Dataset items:
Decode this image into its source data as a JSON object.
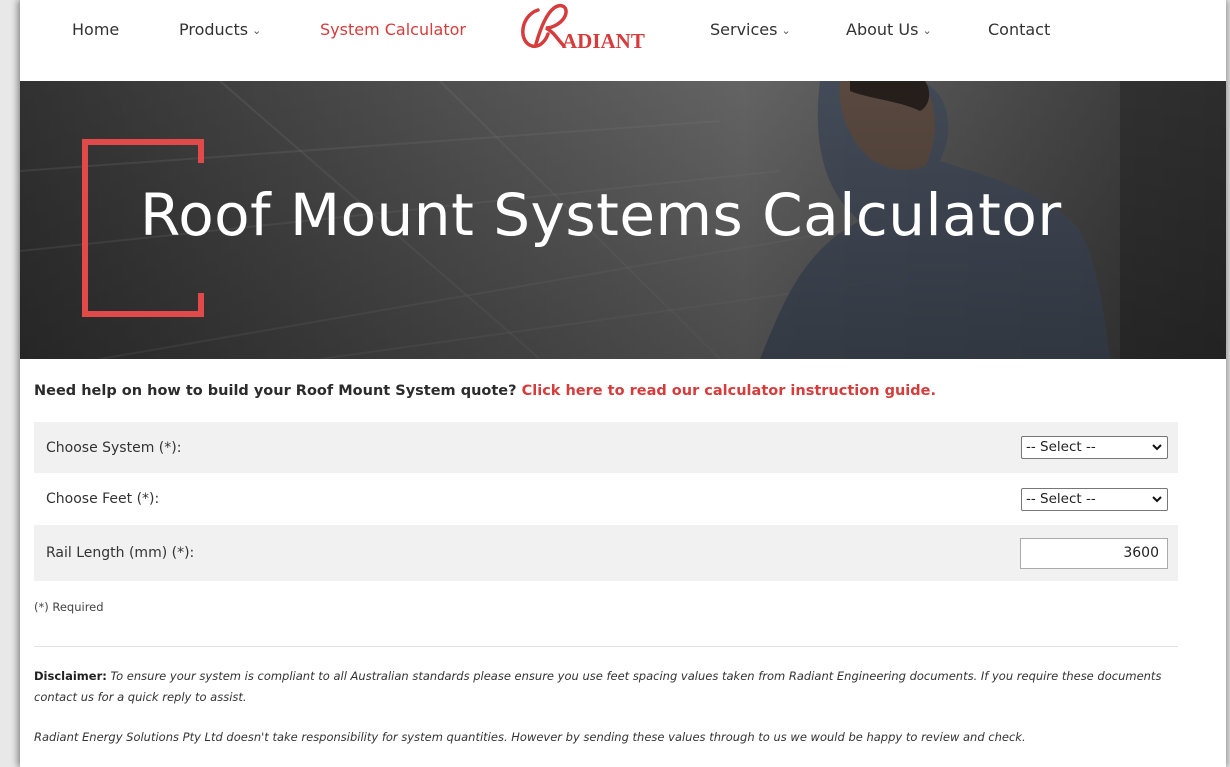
{
  "nav": {
    "home": "Home",
    "products": "Products",
    "system_calculator": "System Calculator",
    "services": "Services",
    "about_us": "About Us",
    "contact": "Contact",
    "logo_text": "ADIANT",
    "active_color": "#d63c3c"
  },
  "hero": {
    "title": "Roof Mount Systems Calculator",
    "bracket_color": "#e24a4a"
  },
  "help": {
    "question": "Need help on how to build your Roof Mount System quote?",
    "link": "Click here to read our calculator instruction guide."
  },
  "form": {
    "system_label": "Choose System (*):",
    "system_value": "-- Select --",
    "feet_label": "Choose Feet (*):",
    "feet_value": "-- Select --",
    "rail_label": "Rail Length (mm) (*):",
    "rail_value": "3600",
    "required_note": "(*) Required"
  },
  "disclaimer": {
    "label": "Disclaimer:",
    "text": "To ensure your system is compliant to all Australian standards please ensure you use feet spacing values taken from Radiant Engineering documents. If you require these documents contact us for a quick reply to assist.",
    "note": "Radiant Energy Solutions Pty Ltd doesn't take responsibility for system quantities. However by sending these values through to us we would be happy to review and check."
  }
}
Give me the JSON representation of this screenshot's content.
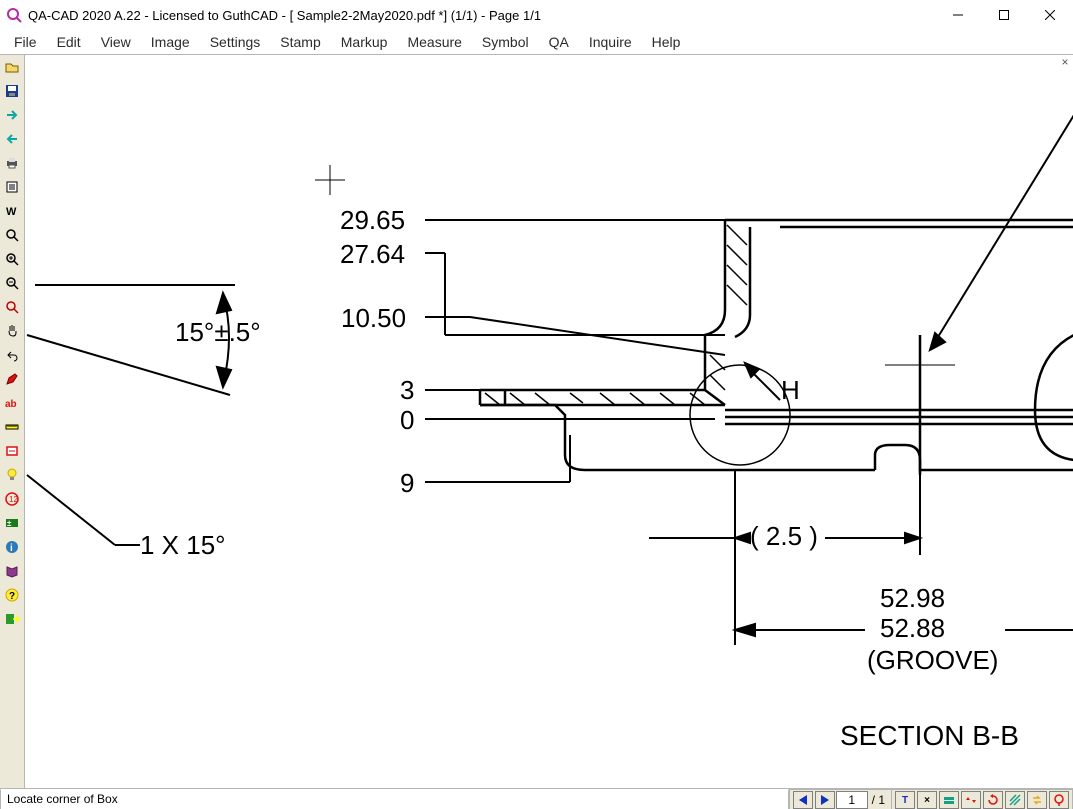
{
  "window": {
    "title": "QA-CAD 2020 A.22 - Licensed to GuthCAD  -  [ Sample2-2May2020.pdf *] (1/1)  -  Page 1/1"
  },
  "menus": [
    "File",
    "Edit",
    "View",
    "Image",
    "Settings",
    "Stamp",
    "Markup",
    "Measure",
    "Symbol",
    "QA",
    "Inquire",
    "Help"
  ],
  "toolbar_icons": [
    "open-icon",
    "save-icon",
    "forward-arrow-icon",
    "back-arrow-icon",
    "print-icon",
    "read-icon",
    "font-icon",
    "zoom-icon",
    "zoom-in-icon",
    "zoom-out-icon",
    "zoom-select-icon",
    "pan-icon",
    "undo-icon",
    "pencil-icon",
    "ab-text-icon",
    "ruler-icon",
    "stamp-icon",
    "bulb-icon",
    "revision-icon",
    "logo-icon",
    "info-icon",
    "book-icon",
    "help2-icon",
    "exit-icon"
  ],
  "drawing": {
    "dim_2965": "29.65",
    "dim_2764": "27.64",
    "dim_1050": "10.50",
    "dim_3": "3",
    "dim_0": "0",
    "dim_9": "9",
    "ref_h": "H",
    "ref_25": "( 2.5 )",
    "dim_5298": "52.98",
    "dim_5288": "52.88",
    "groove": "(GROOVE)",
    "section": "SECTION B-B",
    "angle_15": "15°±.5°",
    "chamfer": "1 X 15°"
  },
  "status": {
    "text": "Locate corner of Box"
  },
  "pager": {
    "current": "1",
    "total": "/ 1"
  },
  "right_tools": [
    "T",
    "×",
    "layers-icon",
    "flip-icon",
    "rotate-icon",
    "hatch-icon",
    "swap-icon",
    "balloon-icon"
  ]
}
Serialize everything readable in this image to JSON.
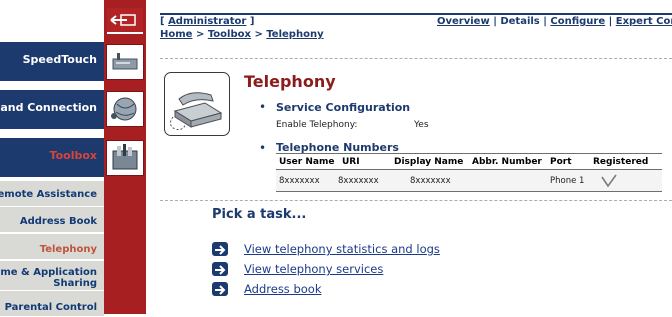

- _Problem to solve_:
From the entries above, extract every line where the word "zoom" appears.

- _Task solution_:
    "zoom-icon",
    "zoom-in-icon",
    "zoom-out-icon",
    "zoom-select-icon",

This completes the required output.